[Records drawn from a dataset]

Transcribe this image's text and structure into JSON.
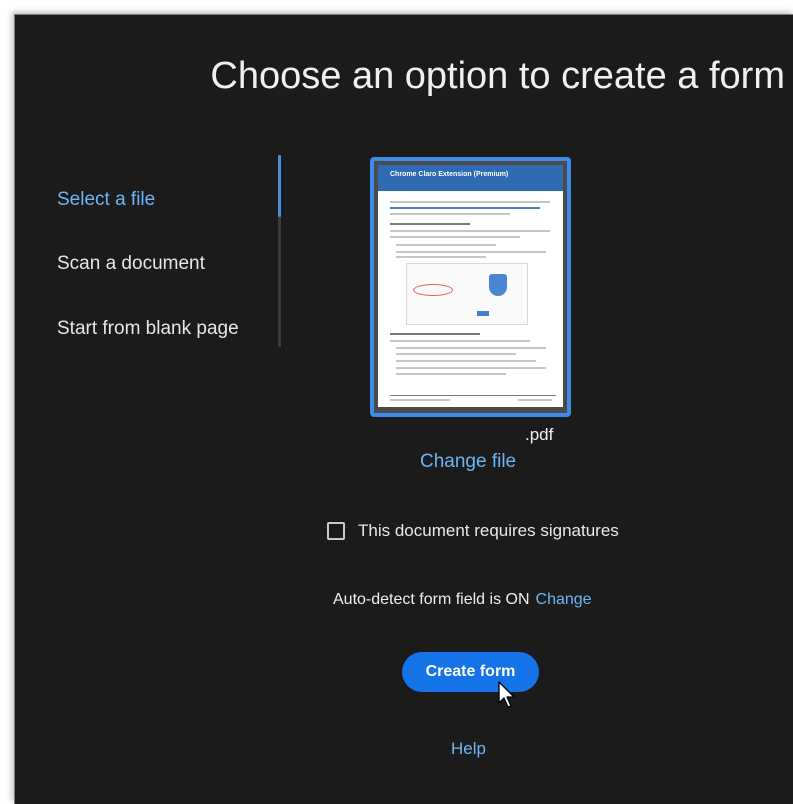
{
  "dialog": {
    "title": "Choose an option to create a form"
  },
  "nav": {
    "items": [
      {
        "label": "Select a file",
        "active": true
      },
      {
        "label": "Scan a document",
        "active": false
      },
      {
        "label": "Start from blank page",
        "active": false
      }
    ]
  },
  "file": {
    "preview_title": "Chrome Claro Extension (Premium)",
    "name": ".pdf",
    "change_label": "Change file"
  },
  "signatures": {
    "label": "This document requires signatures",
    "checked": false
  },
  "autodetect": {
    "text": "Auto-detect form field is ON",
    "change_label": "Change"
  },
  "actions": {
    "create_label": "Create form",
    "help_label": "Help"
  },
  "colors": {
    "background": "#1b1b1b",
    "accent": "#1473e6",
    "link": "#6eb5f5",
    "thumbnail_border": "#3b8bea"
  },
  "icons": {
    "checkbox": "checkbox-unchecked-icon",
    "cursor": "mouse-pointer-icon"
  }
}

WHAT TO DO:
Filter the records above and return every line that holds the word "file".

EXERCISE OUTPUT:
        "label": "Select a file",
  "file": {
    "change_label": "Change file"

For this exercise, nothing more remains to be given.